How to Lose Friends and Alienate Customers
Now is the time when we juxtapose, Small Dead Animals-style:
“Today’s elite loathes the public. Nothing personal, just a fundamental difference in world view, but the hatred is unmistakable. Occasionally it escapes in scorching geysers. Michael Lewis reports in the New Republic on the ‘96 Dole presidential campaign: ‘The crowd flips the finger at the busloads of journalists and chant rude things at them as they enter each arena. The journalists, for their part, wear buttons that say ‘yeah, I’m the Media. Screw You.’* The crowd hates the reporters, the reporters hate the crowd -- an even matchup, except that the reporters wield power and the crowed (in effect) wields none.”
—David Gelernter, from his book Drawing Life, 1997.
Unless you have a monopoly, you can’t get away with sneering at your customers for very long. The newspaper’s monopoly died in 1995, when the internet brought information to the fingertips of anybody with a modem. The dinosaur media never understood that they were in a tar pit from that moment on, and now it’s too late for them to change their ways and crawl back out.
—Blogger Will Collier, 2009.
Print newspapers are going to die; at this point they’re living off coupons, on the print side, and old people, on the readership side. Newspaper circulation has fallen only a little bit among readers older than 65, but it has started low and fallen lower among the under-35 demographic. It doesn’t seem reasonable at this point to believe that those folks will ever pick up the newspaper habit. So as the readers die, and the advertising fades, the newspapers, too, will die one by one. The magazines, which already look anorexic compared with their earlier ad-stuffed selves, will undoubtedly follow.
—"Stick a Fork in Your Newspaper," Megan McCardle, Bloomberg View, yesterday.
*The late journalist and editor Ginny Carroll wore a button with that exact slogan when she appeared on C-Span in 1992:
“My reaction to that button [`Rather Biased'] and others, in part, is a button I bought yesterday that says `Yeah, I’m In The Media, Screw You!’….I do understand why a lot of people are upset with us, why we rank somewhere between terrorists and bank robbers on the approval scale. We do criticize. That’s part of our role. Our role is not just to parrot what people say, it’s to make people think. I think that sometimes I want to say to the electorate `Grow up!’”
When Carroll died in May of 2001 of hypertensive cardiovascular disease at age 53, the Chicago Tribune reported the above quote in her obituary, and that she had spent a decade as Newsweek’s bureau chief in first Detroit and then Houston.

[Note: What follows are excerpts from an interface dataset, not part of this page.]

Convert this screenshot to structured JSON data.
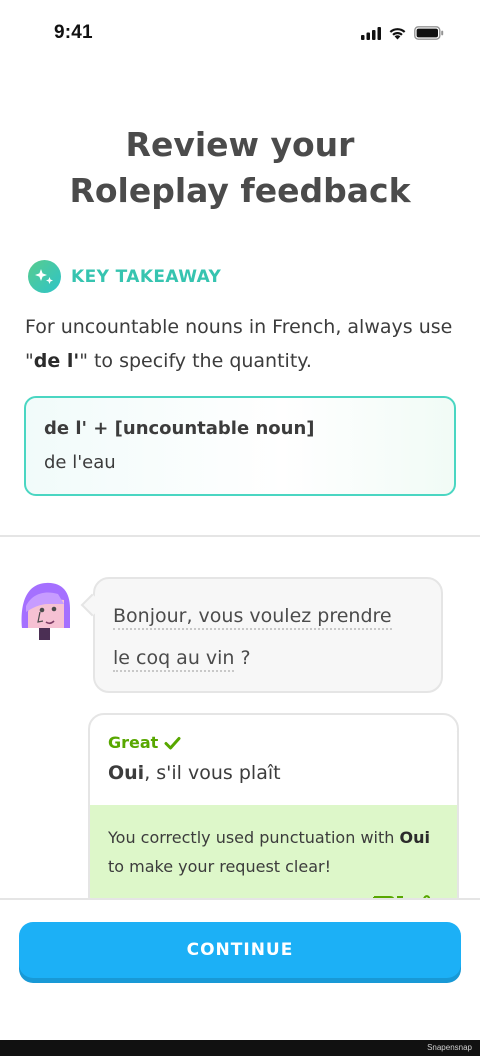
{
  "status_bar": {
    "time": "9:41"
  },
  "title": {
    "line1": "Review your",
    "line2": "Roleplay feedback"
  },
  "takeaway": {
    "label": "KEY TAKEAWAY",
    "text_before": "For uncountable nouns in French, always use \"",
    "text_bold": "de l'",
    "text_after": "\" to specify the quantity.",
    "formula": "de l' + [uncountable noun]",
    "example": "de l'eau"
  },
  "chat": {
    "prompt_line1": "Bonjour, vous voulez prendre",
    "prompt_line2_dotted": "le coq au vin",
    "prompt_line2_end": " ?",
    "answer_status": "Great",
    "answer_word_bold": "Oui",
    "answer_rest": ", s'il vous plaît",
    "feedback_before": "You correctly used punctuation with ",
    "feedback_bold": "Oui",
    "feedback_after": " to make your request clear!"
  },
  "continue_label": "CONTINUE",
  "footer_text": "Snapensnap",
  "colors": {
    "accent_blue": "#1cb0f6",
    "takeaway_teal": "#36c4b0",
    "great_green": "#58a700",
    "feedback_bg": "#ddf7c9"
  },
  "icons": [
    "cellular-signal-icon",
    "wifi-icon",
    "battery-icon",
    "sparkle-icon",
    "checkmark-icon",
    "thumbs-down-icon",
    "thumbs-up-icon"
  ]
}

Newsweek was founded in 1933 by a former editor of Time. The Washington Post purchased the magazine in 1961 for $8,000,000, and offloaded it for one dollar in 2010, perhaps having concluded that they had sufficiently alienated enough former and potential customers. Its new ownership would cease publishing a print version of the magazine at the end of 2013, and offload the tainted brandname itself last year.